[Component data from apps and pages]
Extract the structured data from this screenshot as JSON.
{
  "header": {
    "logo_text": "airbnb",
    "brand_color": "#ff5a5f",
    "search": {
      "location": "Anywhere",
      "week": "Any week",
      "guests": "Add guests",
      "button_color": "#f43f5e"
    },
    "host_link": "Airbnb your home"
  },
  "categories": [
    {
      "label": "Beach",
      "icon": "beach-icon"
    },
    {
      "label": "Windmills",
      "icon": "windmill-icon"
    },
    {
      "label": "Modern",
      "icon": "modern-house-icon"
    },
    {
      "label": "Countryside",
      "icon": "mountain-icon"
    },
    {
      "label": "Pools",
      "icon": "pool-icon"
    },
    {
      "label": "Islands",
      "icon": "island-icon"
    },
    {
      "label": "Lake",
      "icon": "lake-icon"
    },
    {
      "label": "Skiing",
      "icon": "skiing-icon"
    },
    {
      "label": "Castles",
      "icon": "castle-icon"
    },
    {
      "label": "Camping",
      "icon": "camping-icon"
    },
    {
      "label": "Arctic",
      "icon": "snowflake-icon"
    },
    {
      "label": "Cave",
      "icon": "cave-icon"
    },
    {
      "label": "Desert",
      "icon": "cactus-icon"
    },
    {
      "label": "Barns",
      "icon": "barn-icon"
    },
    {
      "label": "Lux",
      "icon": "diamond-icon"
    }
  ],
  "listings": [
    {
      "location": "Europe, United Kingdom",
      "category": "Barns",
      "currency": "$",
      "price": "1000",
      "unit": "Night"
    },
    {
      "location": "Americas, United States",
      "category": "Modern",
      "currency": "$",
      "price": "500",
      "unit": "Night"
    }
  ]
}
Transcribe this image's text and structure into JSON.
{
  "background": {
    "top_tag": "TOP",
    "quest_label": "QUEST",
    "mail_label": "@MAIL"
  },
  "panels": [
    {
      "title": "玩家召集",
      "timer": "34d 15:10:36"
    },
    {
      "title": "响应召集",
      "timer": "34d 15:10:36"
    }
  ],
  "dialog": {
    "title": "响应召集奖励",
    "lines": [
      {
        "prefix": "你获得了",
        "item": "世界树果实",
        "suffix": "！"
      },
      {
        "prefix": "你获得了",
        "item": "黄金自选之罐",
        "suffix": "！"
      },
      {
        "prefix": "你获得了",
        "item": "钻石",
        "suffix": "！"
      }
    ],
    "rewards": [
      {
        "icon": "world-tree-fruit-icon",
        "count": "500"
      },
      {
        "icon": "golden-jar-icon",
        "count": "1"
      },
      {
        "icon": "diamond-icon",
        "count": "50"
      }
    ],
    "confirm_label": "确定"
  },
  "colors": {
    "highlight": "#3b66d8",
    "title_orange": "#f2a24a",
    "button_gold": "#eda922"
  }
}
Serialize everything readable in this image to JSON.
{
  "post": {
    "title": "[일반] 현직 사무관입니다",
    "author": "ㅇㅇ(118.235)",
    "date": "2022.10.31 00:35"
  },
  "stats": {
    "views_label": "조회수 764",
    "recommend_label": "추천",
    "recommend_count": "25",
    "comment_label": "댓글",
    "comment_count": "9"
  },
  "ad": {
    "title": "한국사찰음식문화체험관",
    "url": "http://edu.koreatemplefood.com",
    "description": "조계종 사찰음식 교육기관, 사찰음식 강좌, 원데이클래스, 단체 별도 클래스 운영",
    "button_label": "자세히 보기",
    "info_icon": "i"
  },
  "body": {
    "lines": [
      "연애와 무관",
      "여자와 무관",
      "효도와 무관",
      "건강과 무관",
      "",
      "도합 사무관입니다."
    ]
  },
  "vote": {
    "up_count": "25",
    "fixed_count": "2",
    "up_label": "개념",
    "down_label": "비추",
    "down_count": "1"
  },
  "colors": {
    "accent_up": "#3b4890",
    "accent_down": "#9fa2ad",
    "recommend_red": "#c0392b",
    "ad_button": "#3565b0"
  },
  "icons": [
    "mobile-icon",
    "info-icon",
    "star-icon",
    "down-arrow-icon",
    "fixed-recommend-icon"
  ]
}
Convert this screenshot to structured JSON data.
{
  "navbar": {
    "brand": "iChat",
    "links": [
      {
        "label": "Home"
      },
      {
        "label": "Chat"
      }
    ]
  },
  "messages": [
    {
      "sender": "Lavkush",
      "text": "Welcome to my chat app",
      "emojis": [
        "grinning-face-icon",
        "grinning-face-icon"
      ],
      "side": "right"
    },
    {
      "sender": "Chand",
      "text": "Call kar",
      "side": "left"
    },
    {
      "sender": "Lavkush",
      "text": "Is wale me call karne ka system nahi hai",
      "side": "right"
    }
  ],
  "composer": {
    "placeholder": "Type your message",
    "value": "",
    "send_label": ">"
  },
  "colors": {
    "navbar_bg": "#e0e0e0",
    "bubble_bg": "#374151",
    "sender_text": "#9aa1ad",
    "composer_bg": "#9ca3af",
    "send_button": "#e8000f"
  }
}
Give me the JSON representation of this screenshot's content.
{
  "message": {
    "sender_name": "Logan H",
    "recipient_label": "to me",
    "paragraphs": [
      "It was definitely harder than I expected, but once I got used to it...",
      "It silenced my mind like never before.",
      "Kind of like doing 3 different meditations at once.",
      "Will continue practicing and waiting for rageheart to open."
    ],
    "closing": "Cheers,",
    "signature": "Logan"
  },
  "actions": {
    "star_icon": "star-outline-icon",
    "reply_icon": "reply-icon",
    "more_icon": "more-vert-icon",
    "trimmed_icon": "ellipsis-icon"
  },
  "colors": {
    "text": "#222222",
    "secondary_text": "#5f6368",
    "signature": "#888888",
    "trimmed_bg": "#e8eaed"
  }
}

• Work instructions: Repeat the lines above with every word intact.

• Result below:
Extract the structured data from this screenshot as JSON.
{
  "header": {
    "logo_text": "airbnb",
    "brand_color": "#ff5a5f",
    "search": {
      "location": "Anywhere",
      "week": "Any week",
      "guests": "Add guests",
      "button_color": "#f43f5e"
    },
    "host_link": "Airbnb your home"
  },
  "categories": [
    {
      "label": "Beach",
      "icon": "beach-icon"
    },
    {
      "label": "Windmills",
      "icon": "windmill-icon"
    },
    {
      "label": "Modern",
      "icon": "modern-house-icon"
    },
    {
      "label": "Countryside",
      "icon": "mountain-icon"
    },
    {
      "label": "Pools",
      "icon": "pool-icon"
    },
    {
      "label": "Islands",
      "icon": "island-icon"
    },
    {
      "label": "Lake",
      "icon": "lake-icon"
    },
    {
      "label": "Skiing",
      "icon": "skiing-icon"
    },
    {
      "label": "Castles",
      "icon": "castle-icon"
    },
    {
      "label": "Camping",
      "icon": "camping-icon"
    },
    {
      "label": "Arctic",
      "icon": "snowflake-icon"
    },
    {
      "label": "Cave",
      "icon": "cave-icon"
    },
    {
      "label": "Desert",
      "icon": "cactus-icon"
    },
    {
      "label": "Barns",
      "icon": "barn-icon"
    },
    {
      "label": "Lux",
      "icon": "diamond-icon"
    }
  ],
  "listings": [
    {
      "location": "Europe, United Kingdom",
      "category": "Barns",
      "currency": "$",
      "price": "1000",
      "unit": "Night"
    },
    {
      "location": "Americas, United States",
      "category": "Modern",
      "currency": "$",
      "price": "500",
      "unit": "Night"
    }
  ]
}
Transcribe this image's text and structure into JSON.
{
  "background": {
    "top_tag": "TOP",
    "quest_label": "QUEST",
    "mail_label": "@MAIL"
  },
  "panels": [
    {
      "title": "玩家召集",
      "timer": "34d 15:10:36"
    },
    {
      "title": "响应召集",
      "timer": "34d 15:10:36"
    }
  ],
  "dialog": {
    "title": "响应召集奖励",
    "lines": [
      {
        "prefix": "你获得了",
        "item": "世界树果实",
        "suffix": "！"
      },
      {
        "prefix": "你获得了",
        "item": "黄金自选之罐",
        "suffix": "！"
      },
      {
        "prefix": "你获得了",
        "item": "钻石",
        "suffix": "！"
      }
    ],
    "rewards": [
      {
        "icon": "world-tree-fruit-icon",
        "count": "500"
      },
      {
        "icon": "golden-jar-icon",
        "count": "1"
      },
      {
        "icon": "diamond-icon",
        "count": "50"
      }
    ],
    "confirm_label": "确定"
  },
  "colors": {
    "highlight": "#3b66d8",
    "title_orange": "#f2a24a",
    "button_gold": "#eda922"
  }
}
Serialize everything readable in this image to JSON.
{
  "post": {
    "title": "[일반] 현직 사무관입니다",
    "author": "ㅇㅇ(118.235)",
    "date": "2022.10.31 00:35"
  },
  "stats": {
    "views_label": "조회수 764",
    "recommend_label": "추천",
    "recommend_count": "25",
    "comment_label": "댓글",
    "comment_count": "9"
  },
  "ad": {
    "title": "한국사찰음식문화체험관",
    "url": "http://edu.koreatemplefood.com",
    "description": "조계종 사찰음식 교육기관, 사찰음식 강좌, 원데이클래스, 단체 별도 클래스 운영",
    "button_label": "자세히 보기",
    "info_icon": "i"
  },
  "body": {
    "lines": [
      "연애와 무관",
      "여자와 무관",
      "효도와 무관",
      "건강과 무관",
      "",
      "도합 사무관입니다."
    ]
  },
  "vote": {
    "up_count": "25",
    "fixed_count": "2",
    "up_label": "개념",
    "down_label": "비추",
    "down_count": "1"
  },
  "colors": {
    "accent_up": "#3b4890",
    "accent_down": "#9fa2ad",
    "recommend_red": "#c0392b",
    "ad_button": "#3565b0"
  },
  "icons": [
    "mobile-icon",
    "info-icon",
    "star-icon",
    "down-arrow-icon",
    "fixed-recommend-icon"
  ]
}
Convert this screenshot to structured JSON data.
{
  "navbar": {
    "brand": "iChat",
    "links": [
      {
        "label": "Home"
      },
      {
        "label": "Chat"
      }
    ]
  },
  "messages": [
    {
      "sender": "Lavkush",
      "text": "Welcome to my chat app",
      "emojis": [
        "grinning-face-icon",
        "grinning-face-icon"
      ],
      "side": "right"
    },
    {
      "sender": "Chand",
      "text": "Call kar",
      "side": "left"
    },
    {
      "sender": "Lavkush",
      "text": "Is wale me call karne ka system nahi hai",
      "side": "right"
    }
  ],
  "composer": {
    "placeholder": "Type your message",
    "value": "",
    "send_label": ">"
  },
  "colors": {
    "navbar_bg": "#e0e0e0",
    "bubble_bg": "#374151",
    "sender_text": "#9aa1ad",
    "composer_bg": "#9ca3af",
    "send_button": "#e8000f"
  }
}
Give me the JSON representation of this screenshot's content.
{
  "message": {
    "sender_name": "Logan H",
    "recipient_label": "to me",
    "paragraphs": [
      "It was definitely harder than I expected, but once I got used to it...",
      "It silenced my mind like never before.",
      "Kind of like doing 3 different meditations at once.",
      "Will continue practicing and waiting for rageheart to open."
    ],
    "closing": "Cheers,",
    "signature": "Logan"
  },
  "actions": {
    "star_icon": "star-outline-icon",
    "reply_icon": "reply-icon",
    "more_icon": "more-vert-icon",
    "trimmed_icon": "ellipsis-icon"
  },
  "colors": {
    "text": "#222222",
    "secondary_text": "#5f6368",
    "signature": "#888888",
    "trimmed_bg": "#e8eaed"
  }
}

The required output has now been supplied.